It's a decadelong problem that hasn't improved much, despite clear and consistent guidelines against "Pap" tests for these women, said Deanna Kepka, a Huntsman Cancer Institute (HCI) investigator and assistant professor in the U.'s nursing department.
Kepka reviewed data from the 2010 National Health Interview Survey, a door-to-door poll conducted by the U.S. Centers for Disease Control and Prevention (CDC).
Almost two-thirds, or 65 percent, of women who have had hysterectomies reported having recent Pap tests, she found. And half the women over 65 who have no cervical cancer history also reported a recent test.
That's 14 million women being subjected to an unnecessary procedure, costs and risks, said Kepka.
It's a question of resources, she said. "Shouldn't we be focusing our attention on other more pressing issues like obesity and healthy diet and exercise and getting screenings that you should be getting, such as mammograms?"
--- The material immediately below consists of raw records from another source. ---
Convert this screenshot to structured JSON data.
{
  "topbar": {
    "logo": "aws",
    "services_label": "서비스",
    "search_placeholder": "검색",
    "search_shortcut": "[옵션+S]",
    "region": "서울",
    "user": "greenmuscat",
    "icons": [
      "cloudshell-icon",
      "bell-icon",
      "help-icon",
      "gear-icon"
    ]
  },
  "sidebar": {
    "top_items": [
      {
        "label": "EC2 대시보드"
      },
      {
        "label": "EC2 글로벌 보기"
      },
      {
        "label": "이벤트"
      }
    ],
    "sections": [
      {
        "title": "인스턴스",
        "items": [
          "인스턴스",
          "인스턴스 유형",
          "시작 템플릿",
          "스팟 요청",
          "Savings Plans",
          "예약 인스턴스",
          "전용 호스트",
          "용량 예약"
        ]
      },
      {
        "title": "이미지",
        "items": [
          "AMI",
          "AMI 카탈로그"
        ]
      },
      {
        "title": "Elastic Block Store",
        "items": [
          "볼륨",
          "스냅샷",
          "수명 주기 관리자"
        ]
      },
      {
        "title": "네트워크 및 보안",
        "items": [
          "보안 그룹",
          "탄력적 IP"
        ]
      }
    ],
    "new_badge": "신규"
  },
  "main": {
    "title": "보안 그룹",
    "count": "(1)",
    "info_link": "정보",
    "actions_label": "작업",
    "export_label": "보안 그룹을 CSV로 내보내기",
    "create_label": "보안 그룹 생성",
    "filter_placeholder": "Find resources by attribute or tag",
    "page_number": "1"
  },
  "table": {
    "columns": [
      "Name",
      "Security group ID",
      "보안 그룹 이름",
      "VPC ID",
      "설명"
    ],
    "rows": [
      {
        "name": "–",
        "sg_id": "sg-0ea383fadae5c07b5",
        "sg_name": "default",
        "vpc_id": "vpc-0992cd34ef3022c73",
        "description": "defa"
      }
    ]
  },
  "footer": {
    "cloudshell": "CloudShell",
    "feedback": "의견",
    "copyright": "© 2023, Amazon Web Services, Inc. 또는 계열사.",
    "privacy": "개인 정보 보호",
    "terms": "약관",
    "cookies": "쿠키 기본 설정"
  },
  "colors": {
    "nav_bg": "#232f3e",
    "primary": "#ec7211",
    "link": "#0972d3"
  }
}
Kepka co-wrote the study on a postdoctoral fellowship funded by the National Cancer Institute. The findings were published Monday in the Journal of the American Medical Association Internal Medicine.
They are based on self-reporting and subject to bias. But they mirror several other studies, including, most recently, a 2010 CDC report charting a decade of over-testing.
"We knew there would be overuse of Pap tests," said Kepka. "But we were shocked to see so little change over the past 10 years."
Women who have had hysterectomies do not benefit from the cancer screening because nearly all of them no longer have a cervix. Only 2.4 percent of hysterectomy patients in 2005 had cervix-sparing surgeries, which have been shown to be of no clinical benefit, said Kepka.
Pap tests, named for inventor George Papanicolaou, are also of no benefit to most women over age 65 those for whom regular screenings have shown no cancer or pre-cancerous conditions.
Guidelines from major doctor groups and the U.S. Preventive Services Task Force have discouraged testing for these groups since 2003.
But "habits are tough to change," said Kepka, noting Pap tests are an annual rite for women, traditionally the primary reason for annual gynecological exams.
Evolving guidelines can be confusing, which is why it's important for patients to confer with their doctor and for doctors to take complete medical histories, she noted. "If a woman is 70 and has only had one Pap test in her life, she might need a Pap test."
Kepka is working on another study calculating the costs of superfluous Pap tests, which patients are increasingly required to shoulder.
She's also exploring the demographics of women likely to receive unnecessary tests and how it breaks down in Utah.